The UN Children’s Fund (UNICEF) announced Friday that several children have gone missing from hospitals in Haiti in the aftermath of the killer earthquake, raising fears of trafficking for adoption abroad.
“We have documented let’s say around 15 cases of children disappearing from hospitals, and not with their own family at the time,” UNICEF adviser Jean Luc Legrand said.
The UN agency said it expected trafficking networks to spring into action, taking advantage of weakened local authorities to kidnap children and eventually getting them out of the country.
The organisation also repeated its warning to countries that have eased established adoption procedures in an effort to fast-track the travel of orphans whose adoption cases were underway when the quake struck.
Several countries, including France, began accelerating the legal entry of eligible orphans from Haiti into their borders this week.
Susan Bissell, Child Protection Chief for the UN fund, told French news organisation RFI that while efforts have been made to hasten the departure of children whose adoption cases had been previously approved, many children who have not yet been properly assessed or granted this authorisation were also being moved.

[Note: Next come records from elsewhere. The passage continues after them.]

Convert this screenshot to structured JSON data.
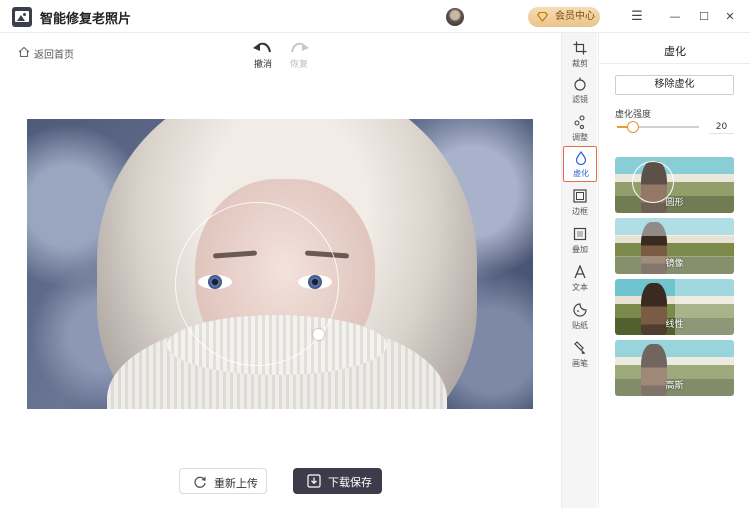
{
  "app": {
    "title": "智能修复老照片"
  },
  "header": {
    "vip_label": "会员中心",
    "min": "—",
    "max": "☐",
    "close": "✕",
    "menu": "☰"
  },
  "nav": {
    "back_label": "返回首页"
  },
  "history": {
    "undo_label": "撤消",
    "redo_label": "恢复"
  },
  "actions": {
    "reupload_label": "重新上传",
    "save_label": "下载保存"
  },
  "tools": [
    {
      "label": "裁剪",
      "icon": "crop-icon",
      "active": false
    },
    {
      "label": "滤镜",
      "icon": "filter-icon",
      "active": false
    },
    {
      "label": "调整",
      "icon": "adjust-icon",
      "active": false
    },
    {
      "label": "虚化",
      "icon": "blur-drop-icon",
      "active": true
    },
    {
      "label": "边框",
      "icon": "frame-icon",
      "active": false
    },
    {
      "label": "叠加",
      "icon": "overlay-icon",
      "active": false
    },
    {
      "label": "文本",
      "icon": "text-icon",
      "active": false
    },
    {
      "label": "贴纸",
      "icon": "sticker-icon",
      "active": false
    },
    {
      "label": "画笔",
      "icon": "brush-icon",
      "active": false
    }
  ],
  "panel": {
    "title": "虚化",
    "remove_label": "移除虚化",
    "strength_label": "虚化强度",
    "strength_value": "20",
    "strength_fraction": 0.2,
    "modes": [
      {
        "label": "圆形"
      },
      {
        "label": "镜像"
      },
      {
        "label": "线性"
      },
      {
        "label": "高斯"
      }
    ]
  },
  "colors": {
    "accent": "#e89a3e",
    "active_border": "#e96b4f",
    "active_text": "#2a64d6",
    "save_bg": "#3e3b4a"
  }
}
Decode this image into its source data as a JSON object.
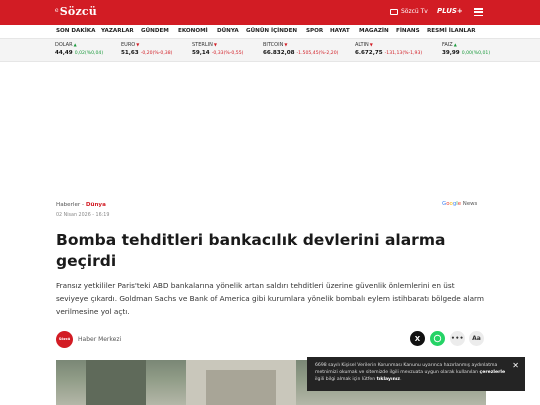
{
  "header": {
    "logo_prefix": "e",
    "logo": "Sözcü",
    "tv_label": "Sözcü Tv",
    "plus_label": "PLUS+"
  },
  "nav": [
    "SON DAKİKA",
    "YAZARLAR",
    "GÜNDEM",
    "EKONOMİ",
    "DÜNYA",
    "GÜNÜN İÇİNDEN",
    "SPOR",
    "HAYAT",
    "MAGAZİN",
    "FİNANS",
    "RESMİ İLANLAR"
  ],
  "ticker": [
    {
      "name": "DOLAR",
      "value": "44,49",
      "change": "0,02(%0,04)",
      "direction": "up"
    },
    {
      "name": "EURO",
      "value": "51,63",
      "change": "-0,20(%-0,38)",
      "direction": "down"
    },
    {
      "name": "STERLIN",
      "value": "59,14",
      "change": "-0,33(%-0,55)",
      "direction": "down"
    },
    {
      "name": "BITCOIN",
      "value": "66.832,08",
      "change": "-1.505,45(%-2,20)",
      "direction": "down"
    },
    {
      "name": "ALTIN",
      "value": "6.672,75",
      "change": "-131,13(%-1,93)",
      "direction": "down"
    },
    {
      "name": "FAIZ",
      "value": "39,99",
      "change": "0,00(%0,01)",
      "direction": "up"
    }
  ],
  "article": {
    "breadcrumb_parent": "Haberler",
    "breadcrumb_sep": " - ",
    "breadcrumb_category": "Dünya",
    "date": "02 Nisan 2026 - 16:19",
    "google_news": "Google News",
    "headline": "Bomba tehditleri bankacılık devlerini alarma geçirdi",
    "summary": "Fransız yetkililer Paris'teki ABD bankalarına yönelik artan saldırı tehditleri üzerine güvenlik önlemlerini en üst seviyeye çıkardı. Goldman Sachs ve Bank of America gibi kurumlara yönelik bombalı eylem istihbaratı bölgede alarm verilmesine yol açtı.",
    "author_avatar_text": "Sözcü",
    "author": "Haber Merkezi",
    "share_x": "X",
    "share_more": "•••",
    "share_font": "Aa"
  },
  "cookie": {
    "text_before": "6698 sayılı Kişisel Verilerin Korunması Kanunu uyarınca hazırlanmış aydınlatma metnimizi okumak ve sitemizde ilgili mevzuata uygun olarak kullanılan ",
    "bold1": "çerezlerle",
    "text_middle": " ilgili bilgi almak için lütfen ",
    "bold2": "tıklayınız",
    "text_after": "."
  },
  "colors": {
    "brand": "#d21c24",
    "up": "#1a9a3c",
    "down": "#d21c24"
  },
  "icons": [
    "tv-icon",
    "menu-icon",
    "google-news-icon",
    "x-share-icon",
    "whatsapp-icon",
    "more-icon",
    "font-size-icon",
    "close-icon"
  ]
}
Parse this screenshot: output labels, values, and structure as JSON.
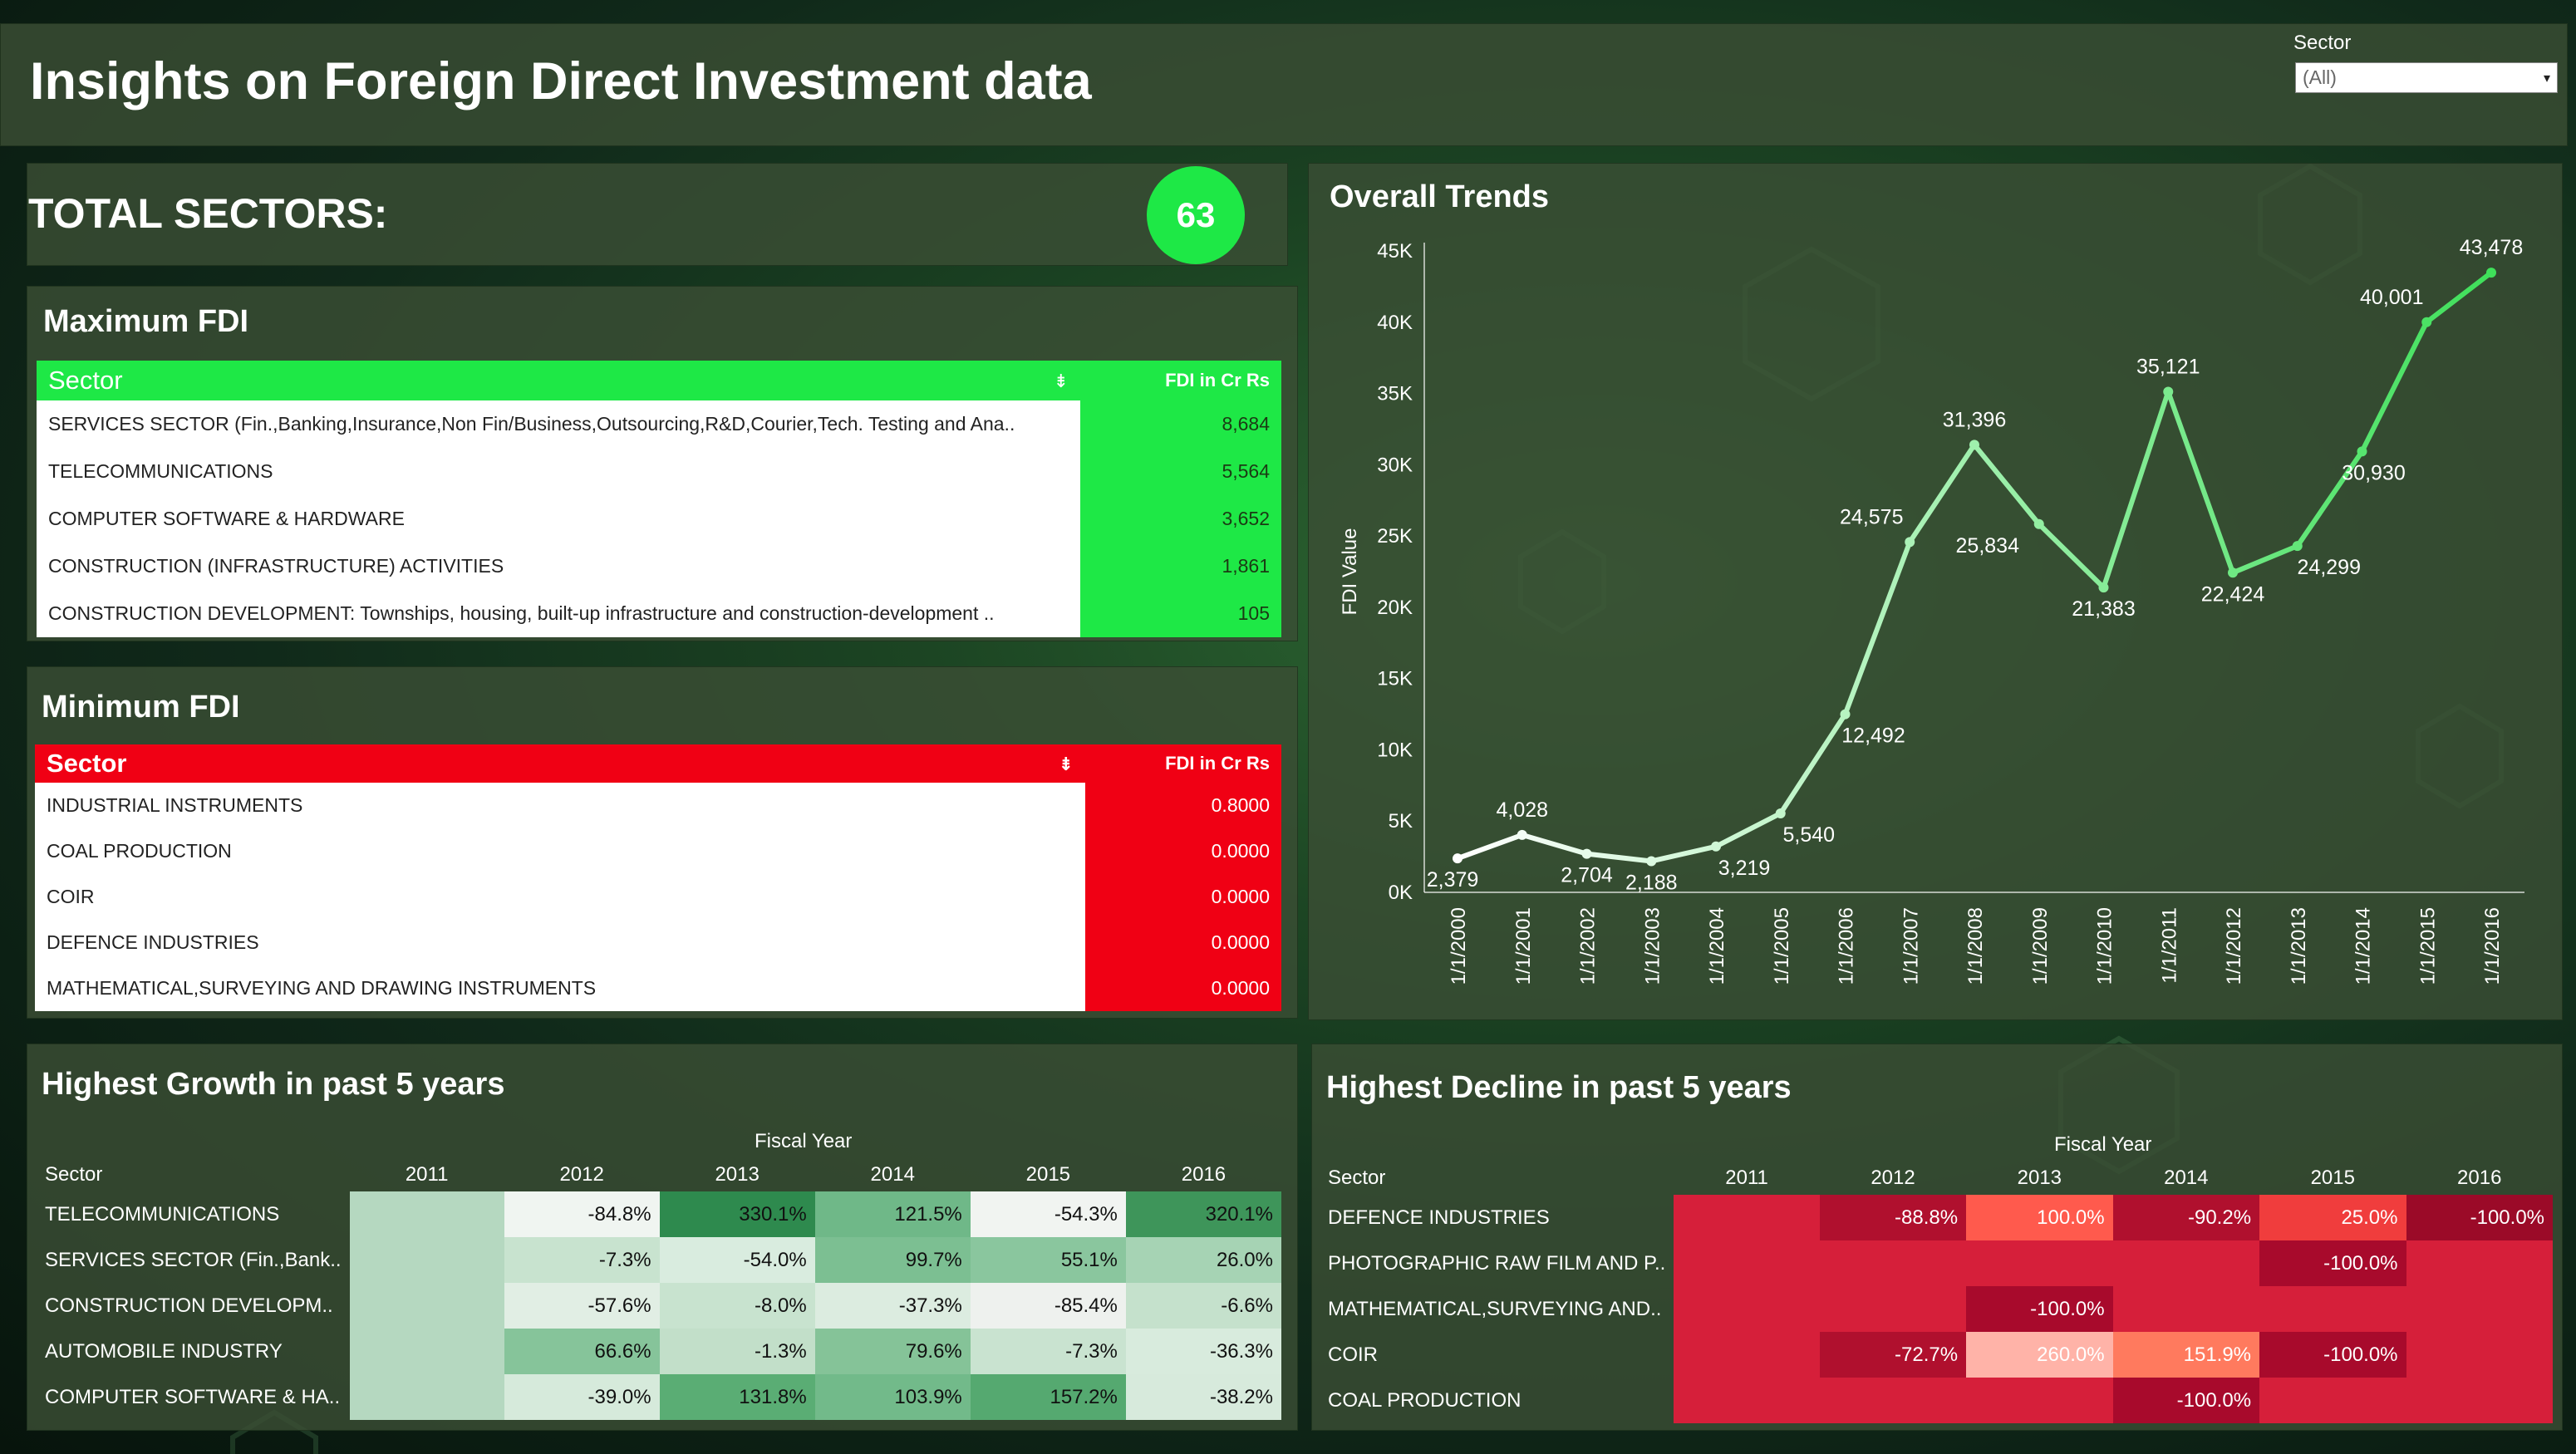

“What we’re understanding is that large numbers of children who do not have such documentation are leaving the country,” Bissel told RFI. “We have quite – I have to say – an alarming situation on our hands.”
Opening doors to Haitian orphans
Meanwhile, the Spanish presidency of the European Union said it would urge the bloc to forge a common position on fast-track adoptions from Haiti.
France is expecting to welcome 276 Haitian children who have been matched with parents and whose cases were in the final stages of the process before the earthquake hit. A group of 33 children arrived in Paris’ Charles de Gaulle Airport on Friday evening under the glare of the French media.
A total of 106 children being adopted by Dutch families arrived in Holland on Thursday while more than 50 orphans have been taken to the United States.
Several other countries, including Belgium, Canada, Germany and Spain are also fast-tracking adoption procedures.
Spain’s Vice-President Maria-Teresa Fernandez de la Vega said a common response from Europe on the accelerated adoptions would reinforce “aid and international protection for isolated minors travelling alone or orphans.”
An existing problem
According to Bissel, UNICEF staff are working with other children’s agencies in the Haitian capital Port-au-Prince to document unaccompanied children and to offer them assistance. But the earthquake has made an already difficult situation much worse.
“We already had some pretty serious child protection issues before the earthquake,” she said. “We already had large numbers of orphanages that were not registered and hence large numbers of children not documented under even the previously existing law.